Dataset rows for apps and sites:
---------------

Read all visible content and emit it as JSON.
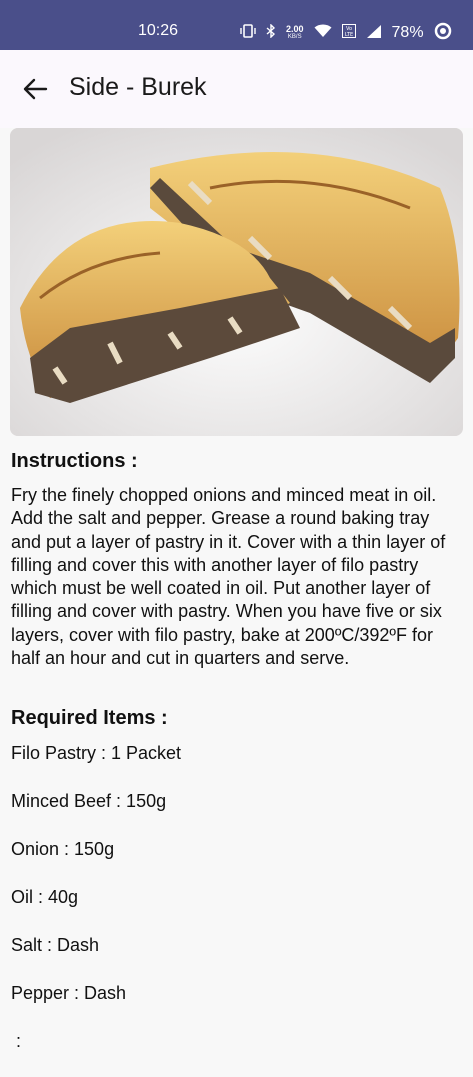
{
  "status_bar": {
    "time": "10:26",
    "speed_value": "2.00",
    "speed_unit": "KB/S",
    "battery": "78%"
  },
  "app_bar": {
    "title": "Side - Burek",
    "back_icon": "arrow-left-icon"
  },
  "recipe": {
    "image_alt": "Burek pastry with minced meat filling",
    "instructions_heading": "Instructions :",
    "instructions": "Fry the finely chopped onions and minced meat in oil. Add the salt and pepper. Grease a round baking tray and put a layer of pastry in it. Cover with a thin layer of filling and cover this with another layer of filo pastry which must be well coated in oil. Put another layer of filling and cover with pastry. When you have five or six layers, cover with filo pastry, bake at 200ºC/392ºF for half an hour and cut in quarters and serve.",
    "items_heading": "Required Items :",
    "items": [
      "Filo Pastry : 1 Packet",
      "Minced Beef : 150g",
      "Onion : 150g",
      "Oil : 40g",
      "Salt : Dash",
      "Pepper : Dash",
      " :"
    ]
  },
  "colors": {
    "status_bar": "#4a4f8a",
    "app_bar": "#fbf8fd",
    "background": "#f8f8f8"
  }
}
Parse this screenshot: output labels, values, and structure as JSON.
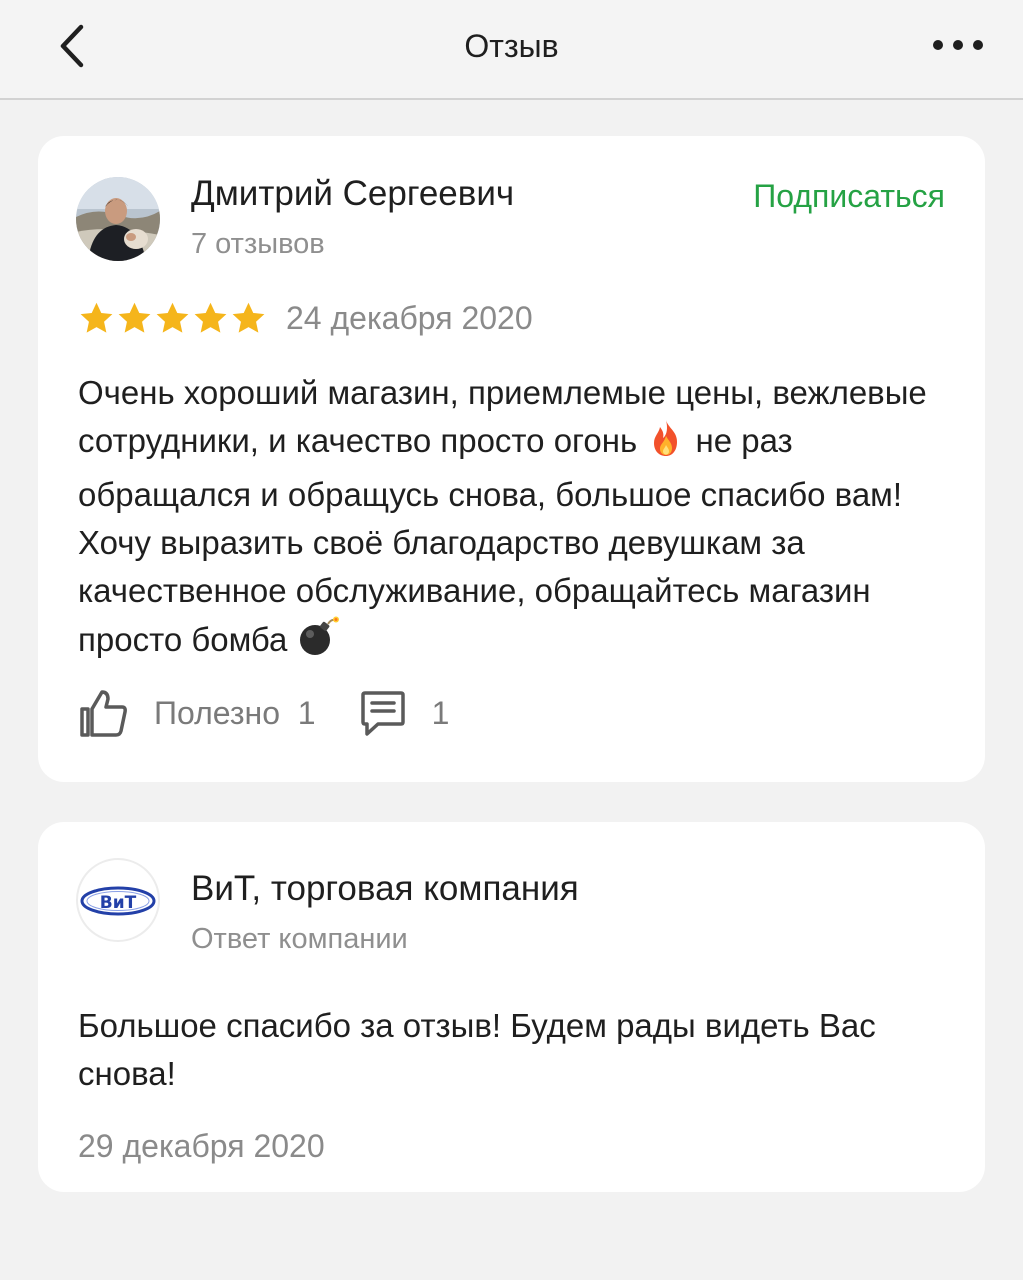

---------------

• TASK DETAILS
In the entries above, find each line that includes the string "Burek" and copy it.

• REPLY
    "title": "Side - Burek",
    "image_alt": "Burek pastry with minced meat filling",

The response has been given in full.